- [DESCRIPTION OF THE TASK]: The entries below should appear again in your reply, word for word.

-.-.-

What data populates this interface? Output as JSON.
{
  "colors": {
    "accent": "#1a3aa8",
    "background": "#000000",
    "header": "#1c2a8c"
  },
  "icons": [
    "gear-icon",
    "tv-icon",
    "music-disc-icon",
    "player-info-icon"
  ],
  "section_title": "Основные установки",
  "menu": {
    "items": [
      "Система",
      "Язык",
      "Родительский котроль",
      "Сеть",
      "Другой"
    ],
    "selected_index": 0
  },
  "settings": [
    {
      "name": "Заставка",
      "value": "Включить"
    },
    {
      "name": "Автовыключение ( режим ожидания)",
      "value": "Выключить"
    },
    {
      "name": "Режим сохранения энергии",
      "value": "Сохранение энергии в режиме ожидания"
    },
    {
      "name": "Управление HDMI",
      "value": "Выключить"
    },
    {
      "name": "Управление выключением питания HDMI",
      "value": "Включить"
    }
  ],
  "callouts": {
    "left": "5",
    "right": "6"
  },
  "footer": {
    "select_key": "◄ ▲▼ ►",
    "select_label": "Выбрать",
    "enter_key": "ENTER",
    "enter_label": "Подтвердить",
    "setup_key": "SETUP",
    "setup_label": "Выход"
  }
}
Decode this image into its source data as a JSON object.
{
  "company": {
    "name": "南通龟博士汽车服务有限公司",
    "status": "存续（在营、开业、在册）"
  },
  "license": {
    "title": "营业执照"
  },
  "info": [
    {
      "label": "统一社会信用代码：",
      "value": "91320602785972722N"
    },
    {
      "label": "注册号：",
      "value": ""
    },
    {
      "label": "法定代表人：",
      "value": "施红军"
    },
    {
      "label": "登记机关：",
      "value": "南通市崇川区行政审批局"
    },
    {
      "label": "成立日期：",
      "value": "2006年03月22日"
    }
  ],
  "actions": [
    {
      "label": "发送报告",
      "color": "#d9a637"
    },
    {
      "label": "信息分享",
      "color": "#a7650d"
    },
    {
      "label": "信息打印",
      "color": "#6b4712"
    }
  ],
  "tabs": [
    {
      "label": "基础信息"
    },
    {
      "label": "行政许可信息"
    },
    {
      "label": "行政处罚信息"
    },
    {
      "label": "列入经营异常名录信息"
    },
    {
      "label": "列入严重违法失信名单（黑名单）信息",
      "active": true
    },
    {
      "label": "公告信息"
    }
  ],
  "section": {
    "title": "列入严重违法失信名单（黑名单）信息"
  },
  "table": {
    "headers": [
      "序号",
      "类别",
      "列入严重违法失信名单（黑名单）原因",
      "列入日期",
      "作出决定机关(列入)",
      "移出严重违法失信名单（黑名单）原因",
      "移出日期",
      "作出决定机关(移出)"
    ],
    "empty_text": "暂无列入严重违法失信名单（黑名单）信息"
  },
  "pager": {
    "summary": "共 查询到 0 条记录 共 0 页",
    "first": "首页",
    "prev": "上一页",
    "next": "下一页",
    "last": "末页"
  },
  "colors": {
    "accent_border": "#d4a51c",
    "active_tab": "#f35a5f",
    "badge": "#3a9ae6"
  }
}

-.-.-

- [RESULT OF THE TASK]:
What data populates this interface? Output as JSON.
{
  "colors": {
    "accent": "#1a3aa8",
    "background": "#000000",
    "header": "#1c2a8c"
  },
  "icons": [
    "gear-icon",
    "tv-icon",
    "music-disc-icon",
    "player-info-icon"
  ],
  "section_title": "Основные установки",
  "menu": {
    "items": [
      "Система",
      "Язык",
      "Родительский котроль",
      "Сеть",
      "Другой"
    ],
    "selected_index": 0
  },
  "settings": [
    {
      "name": "Заставка",
      "value": "Включить"
    },
    {
      "name": "Автовыключение ( режим ожидания)",
      "value": "Выключить"
    },
    {
      "name": "Режим сохранения энергии",
      "value": "Сохранение энергии в режиме ожидания"
    },
    {
      "name": "Управление HDMI",
      "value": "Выключить"
    },
    {
      "name": "Управление выключением питания HDMI",
      "value": "Включить"
    }
  ],
  "callouts": {
    "left": "5",
    "right": "6"
  },
  "footer": {
    "select_key": "◄ ▲▼ ►",
    "select_label": "Выбрать",
    "enter_key": "ENTER",
    "enter_label": "Подтвердить",
    "setup_key": "SETUP",
    "setup_label": "Выход"
  }
}
Decode this image into its source data as a JSON object.
{
  "company": {
    "name": "南通龟博士汽车服务有限公司",
    "status": "存续（在营、开业、在册）"
  },
  "license": {
    "title": "营业执照"
  },
  "info": [
    {
      "label": "统一社会信用代码：",
      "value": "91320602785972722N"
    },
    {
      "label": "注册号：",
      "value": ""
    },
    {
      "label": "法定代表人：",
      "value": "施红军"
    },
    {
      "label": "登记机关：",
      "value": "南通市崇川区行政审批局"
    },
    {
      "label": "成立日期：",
      "value": "2006年03月22日"
    }
  ],
  "actions": [
    {
      "label": "发送报告",
      "color": "#d9a637"
    },
    {
      "label": "信息分享",
      "color": "#a7650d"
    },
    {
      "label": "信息打印",
      "color": "#6b4712"
    }
  ],
  "tabs": [
    {
      "label": "基础信息"
    },
    {
      "label": "行政许可信息"
    },
    {
      "label": "行政处罚信息"
    },
    {
      "label": "列入经营异常名录信息"
    },
    {
      "label": "列入严重违法失信名单（黑名单）信息",
      "active": true
    },
    {
      "label": "公告信息"
    }
  ],
  "section": {
    "title": "列入严重违法失信名单（黑名单）信息"
  },
  "table": {
    "headers": [
      "序号",
      "类别",
      "列入严重违法失信名单（黑名单）原因",
      "列入日期",
      "作出决定机关(列入)",
      "移出严重违法失信名单（黑名单）原因",
      "移出日期",
      "作出决定机关(移出)"
    ],
    "empty_text": "暂无列入严重违法失信名单（黑名单）信息"
  },
  "pager": {
    "summary": "共 查询到 0 条记录 共 0 页",
    "first": "首页",
    "prev": "上一页",
    "next": "下一页",
    "last": "末页"
  },
  "colors": {
    "accent_border": "#d4a51c",
    "active_tab": "#f35a5f",
    "badge": "#3a9ae6"
  }
}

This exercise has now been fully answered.